» **Supplied data**
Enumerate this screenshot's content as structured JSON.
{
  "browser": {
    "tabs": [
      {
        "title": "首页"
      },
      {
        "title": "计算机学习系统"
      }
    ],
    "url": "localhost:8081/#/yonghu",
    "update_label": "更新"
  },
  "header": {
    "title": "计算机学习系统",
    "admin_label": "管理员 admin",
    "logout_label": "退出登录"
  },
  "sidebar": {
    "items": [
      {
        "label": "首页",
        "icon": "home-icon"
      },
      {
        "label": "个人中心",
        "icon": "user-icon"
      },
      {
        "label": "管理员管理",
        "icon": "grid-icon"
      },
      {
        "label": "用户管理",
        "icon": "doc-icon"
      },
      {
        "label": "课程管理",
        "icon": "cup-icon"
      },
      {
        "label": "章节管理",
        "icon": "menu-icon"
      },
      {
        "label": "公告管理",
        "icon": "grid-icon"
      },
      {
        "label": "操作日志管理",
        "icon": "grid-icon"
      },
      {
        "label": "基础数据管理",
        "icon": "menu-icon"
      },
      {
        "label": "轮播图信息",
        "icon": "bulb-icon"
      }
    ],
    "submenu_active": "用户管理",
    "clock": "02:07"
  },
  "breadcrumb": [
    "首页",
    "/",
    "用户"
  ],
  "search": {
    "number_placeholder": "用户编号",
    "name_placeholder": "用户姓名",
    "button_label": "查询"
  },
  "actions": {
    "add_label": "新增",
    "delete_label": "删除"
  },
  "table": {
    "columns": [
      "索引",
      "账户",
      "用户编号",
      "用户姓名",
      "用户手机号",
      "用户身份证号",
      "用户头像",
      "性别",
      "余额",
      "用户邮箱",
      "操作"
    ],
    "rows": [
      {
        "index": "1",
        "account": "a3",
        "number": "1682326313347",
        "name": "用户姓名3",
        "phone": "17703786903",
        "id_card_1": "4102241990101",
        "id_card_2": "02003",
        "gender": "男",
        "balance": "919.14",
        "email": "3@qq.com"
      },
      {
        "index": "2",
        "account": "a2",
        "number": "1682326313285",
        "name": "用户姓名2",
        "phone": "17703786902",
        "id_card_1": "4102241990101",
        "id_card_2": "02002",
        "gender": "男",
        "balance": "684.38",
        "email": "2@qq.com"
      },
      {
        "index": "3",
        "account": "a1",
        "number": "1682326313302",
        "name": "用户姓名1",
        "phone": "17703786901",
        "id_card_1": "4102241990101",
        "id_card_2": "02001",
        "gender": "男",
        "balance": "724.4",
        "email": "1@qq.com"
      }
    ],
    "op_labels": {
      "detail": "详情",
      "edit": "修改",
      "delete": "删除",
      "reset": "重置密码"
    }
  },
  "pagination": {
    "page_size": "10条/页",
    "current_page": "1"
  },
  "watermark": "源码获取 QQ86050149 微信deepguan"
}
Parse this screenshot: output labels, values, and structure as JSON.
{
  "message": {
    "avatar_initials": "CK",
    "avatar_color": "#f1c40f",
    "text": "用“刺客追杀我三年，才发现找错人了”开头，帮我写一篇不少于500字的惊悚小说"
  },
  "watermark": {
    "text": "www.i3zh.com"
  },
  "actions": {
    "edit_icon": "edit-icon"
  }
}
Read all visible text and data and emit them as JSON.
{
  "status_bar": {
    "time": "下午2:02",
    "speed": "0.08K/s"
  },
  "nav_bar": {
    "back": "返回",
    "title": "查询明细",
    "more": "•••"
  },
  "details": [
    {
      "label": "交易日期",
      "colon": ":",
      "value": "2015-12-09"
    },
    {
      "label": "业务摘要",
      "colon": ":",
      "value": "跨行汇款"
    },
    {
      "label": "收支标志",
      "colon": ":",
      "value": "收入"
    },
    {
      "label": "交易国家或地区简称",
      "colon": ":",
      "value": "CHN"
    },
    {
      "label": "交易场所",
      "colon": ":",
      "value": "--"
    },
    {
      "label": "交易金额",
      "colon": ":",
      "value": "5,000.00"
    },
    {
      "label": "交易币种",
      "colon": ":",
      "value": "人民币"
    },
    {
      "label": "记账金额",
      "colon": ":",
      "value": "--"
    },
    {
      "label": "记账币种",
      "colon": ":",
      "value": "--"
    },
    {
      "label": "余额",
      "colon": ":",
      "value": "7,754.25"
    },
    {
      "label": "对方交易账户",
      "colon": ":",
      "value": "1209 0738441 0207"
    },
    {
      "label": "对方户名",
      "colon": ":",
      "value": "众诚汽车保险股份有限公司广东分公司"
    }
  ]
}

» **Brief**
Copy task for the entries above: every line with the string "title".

» **Worked solution**
        "title": "首页"
        "title": "计算机学习系统"
    "title": "计算机学习系统",
    "title": "查询明细",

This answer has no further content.